Outside of the engineering world, the cloud has already gained significant traction. Companies have moved many of their core enterprise systems around finance, sales, marketing, and even HR to the cloud via software-as-a-service platforms, and many of those same engineer skeptics are already working with cloud-based tools without necessarily knowing it.
"Most engineers today don't spend eight hours a day doing pure engineering work, they are in CRM (Customer Relationship Management) systems, they are in supplier systems, they are doing collaboration, and believe it or not, those systems are all in the cloud," said Brenda Discher, Autodesk's vice president, manufacturing strategy and marketing. The rub is those same users harbor concerns about the cloud for core engineering design work, and Discher said while some concerns may be valid, it doesn't mean the technology isn't a real enabler for other aspects of the product development workflow. She explained:
- It's not about moving manufacturing or design to the cloud, it's about moving the right processes to the cloud. We are now just learning about the different industries and different development phases that really fit nicely with the needs of customers and capabilities of the cloud.
So while heavy-duty 3D CAD modeling may not make sense in the cloud just yet, experts argue that a number of tried-and-true engineering tools and practices do. Leveraging the infinite and highly scalable compute power of the cloud lends itself to simulation, and Autodesk, as well as others, are releasing services around plastics and CFD simulation that enable companies to tap the cloud to run huge simulations that they otherwise couldn't run or could run only with an arsenal of dedicated, expensive compute horsepower.
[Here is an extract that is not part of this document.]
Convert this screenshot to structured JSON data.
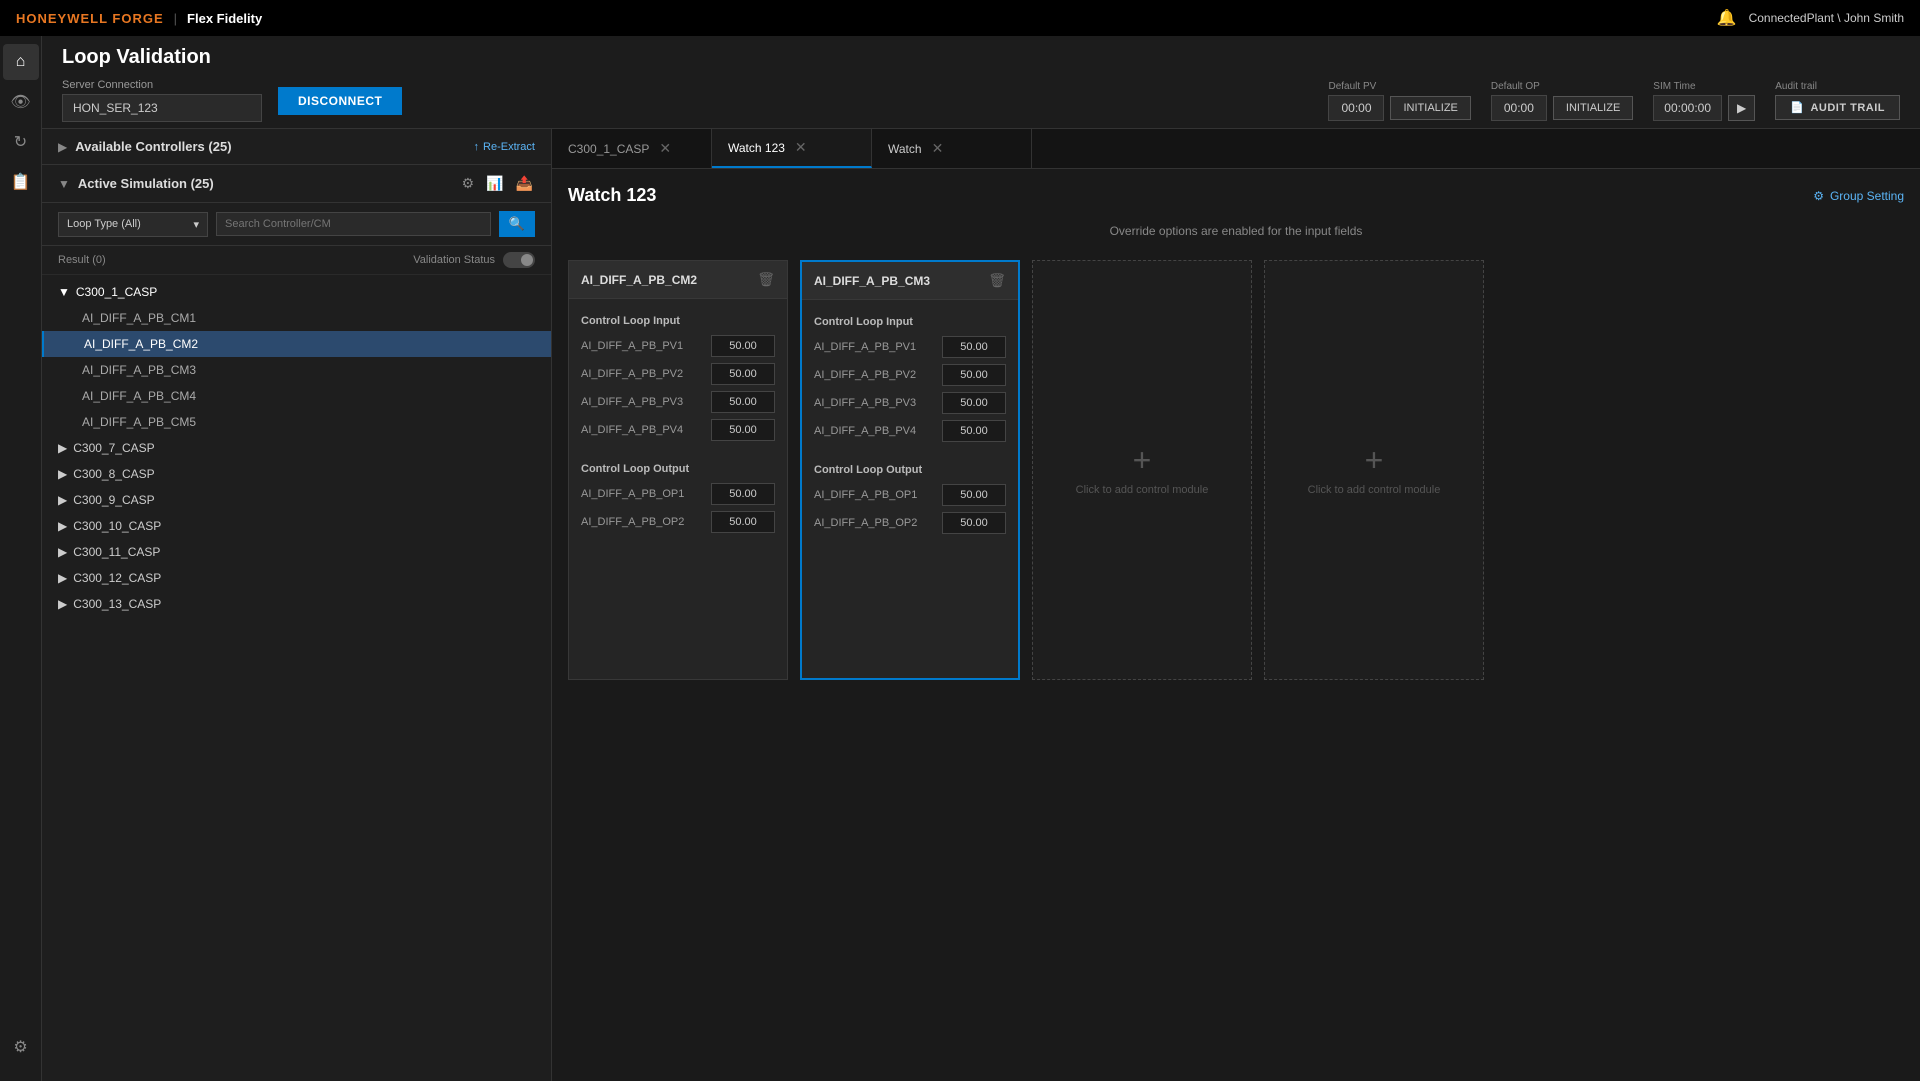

Beyond the ability to handle larger and more complex problems, simulation in the cloud also means engineers can run more studies simultaneously -- a change in design workflow that can lead to better exploration of different design variations and optimization of products.